I should probably begin this post by introducing you to the featured plant, with which I think few people are familiar, despite its being right up there with bastard toadflax and mad-dog skullcap among the plants with the best common names. The plant is enchanter’s nightshade (Circaea canadensis, a.k.a. C. lutetiana), and is actually in the evening primrose family (Onagraceae), having nothing to do with true nightshades (Solanaceae) such as tomatoes, potatoes, and eggplants. It’s such a common and unassuming plant that apparently I’ve never bothered to get a decent photo of it, but its flowers are similar to those of its close relative, dwarf enchanter’s nightshade (C. alpina):
If you look closely at the lower left flower, you can see a fuzzy green fruit beginning to form beneath it. The barely presentable photo below shows a C. canadensis plant with more mature fruits. You may recognize them as the little green burs you sometimes have to pluck from your dog (or perhaps your hairy legs).
Below this flowering raceme are a few pairs of opposite, long-petioled leaves. In the example below, two new branches are starting because some browsing mammal has munched off the raceme.
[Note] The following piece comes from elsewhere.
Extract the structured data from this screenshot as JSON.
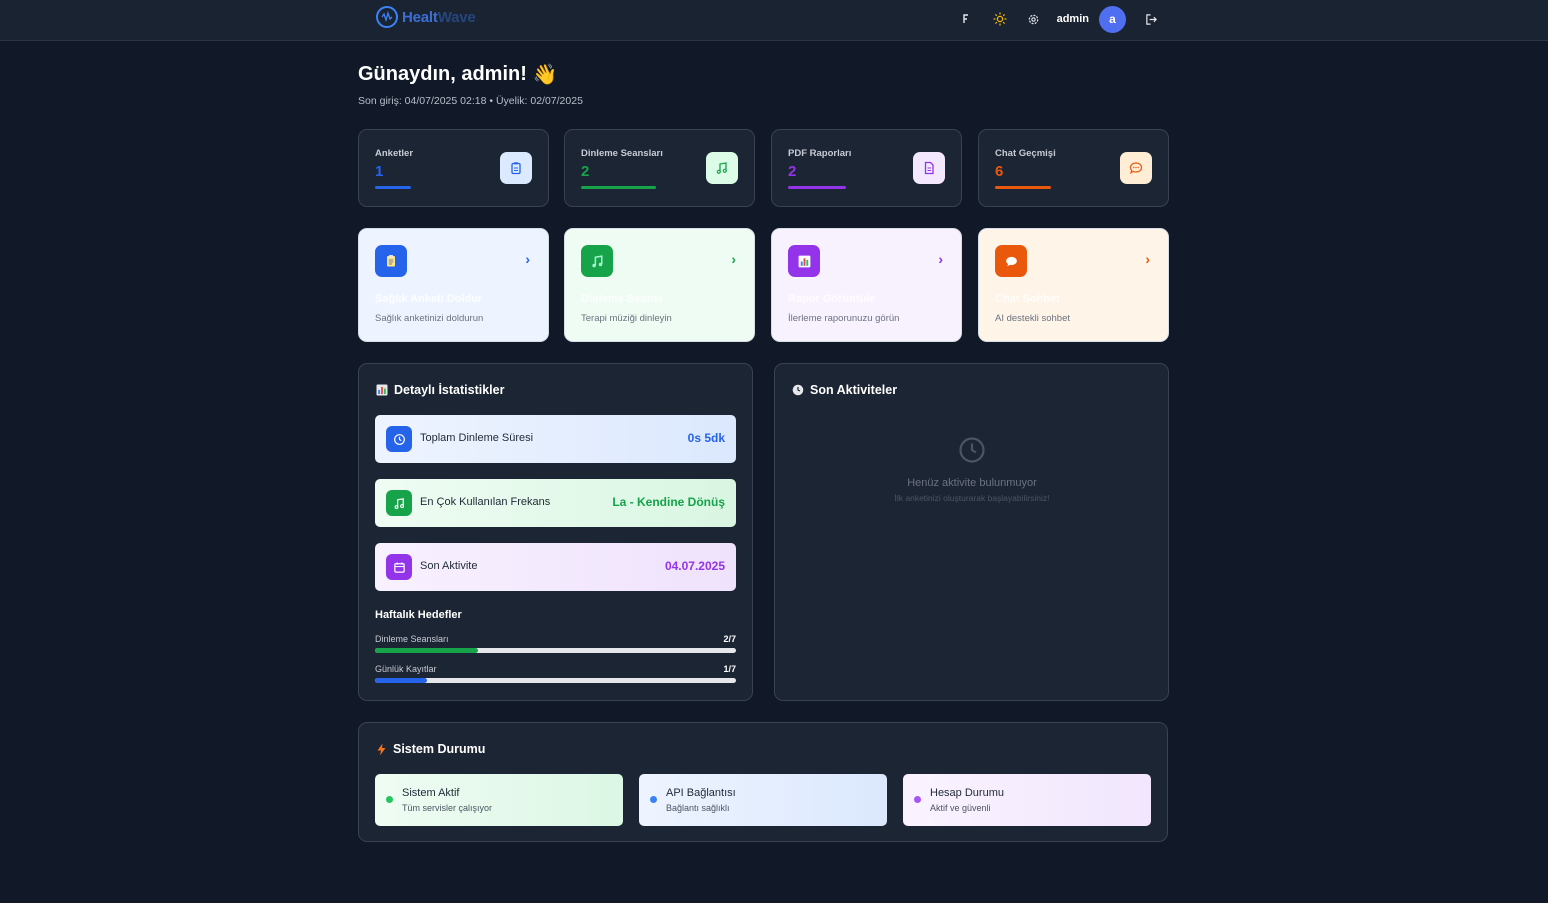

In the lower left of this photo is a leaf mine. I am pretty much perpetually scanning plants for leaf mines at this point, but I was paying special attention to enchanter’s nightshade this year because of some perplexing leaf mines that had been posted to BugGuide in 2011, from which the larvae had been pushing out all their excrement from little holes at the edges. The only known leafminer in enchanter’s nightshade is Mompha terminella (a moth), but in the example shown at the top of this page, there is plenty of excrement in the mine. I had brought the photos to the attention of Terry Harrison, whose website that is and who happens to be working on a revision of the genus Mompha. He agreed that this insect was definitely not Mompha terminella.
Flipping over the above leaf, I found little squiggles of excrement on the underside, confirming my suspicion that I had found the mystery miner.
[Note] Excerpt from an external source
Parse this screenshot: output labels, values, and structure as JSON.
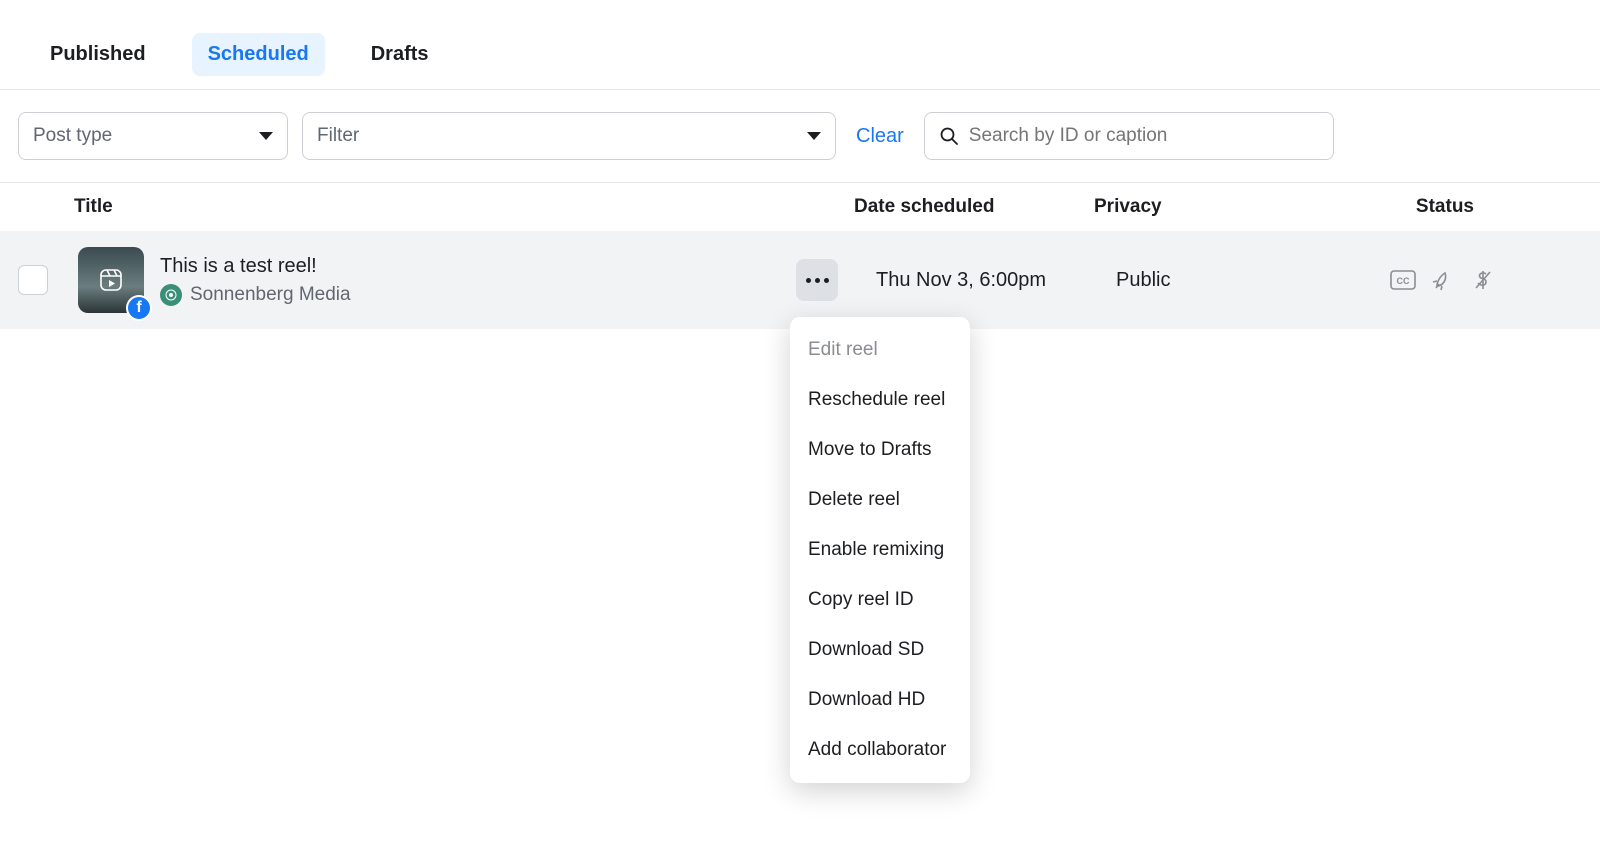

I collected several leaves containing these larvae, and within a few days noticed that the larvae had stopped carefully disposing of their waste. Some moved to fresh leaves, never returning to their earlier habit of pushing the excrement out. I repeated this observation with mines collected from two or three different locations. Eventually the larvae spun cocoons, and adult moths began to emerge:
They sure looked like Mompha terminella to me, and Terry confirmed this. Apparently he had never found the mines in an early enough stage to observe this behavior, and for whatever reason Annette Braun neglected to mention this unusual detail when she described the species’ life cycle in 1915. She only wrote that “the earliest mine is a narrow, threadlike, sometimes spiral, tract, which abruptly enlarges into a small blotch. Several successive blotches are formed, the last occupying almost half of one of the larger leaves.”
Of course, moths were not all that emerged in the vials containing these leaf mines. One parasitoid emerged, a braconid wasp in the subfamily Microgastrinae:
To my surprise, this leafhopper also emerged:
Scouring the leaves, I was able to find its nymphal exuviae:
Perhaps I shouldn’t have been surprised to find a leafhopper in the vial. Looking at the leaves in my first photo above, they are conspicuously speckled with pale spots from leafhoppers sucking their juices (also visible in these two close-ups). And in my photo of the underside of the mine, you can even see the leafhopper as a nymph, near the lower right corner!
I posted this leafhopper on BugGuide recently, and Chris Mallory quickly suggested it was Erythroneura (Erasmoneura) atra. Looking at the existing photos on BugGuide, I saw Andy Hamilton’s comment here, thanking Claude Pilon for the new host record: enchanter’s nightshade. Claude and I both found these leafhoppers this summer, and evidently their host plant was previously unknown. I also gather from the comments here that this species was not even known to occur in notheastern North America until some time in the past two years when Tom Murray gave Andy a specimen from Massachusetts. There is so much to be learned from just choosing a plant and taking a close look at what’s eating it.
The only other insect I can remember seeing feeding on enchanter’s nightshade is a dumpy-looking little weevil named Dietzella zimmermanni.
D. zimmermanni is associated with various plants in the evening primrose family, and the one in the photos above was actually on prairie sundrops (Oenothera pilosella) in the garden. The pair below were in fact munching holes in enchanter’s nightshade leaves.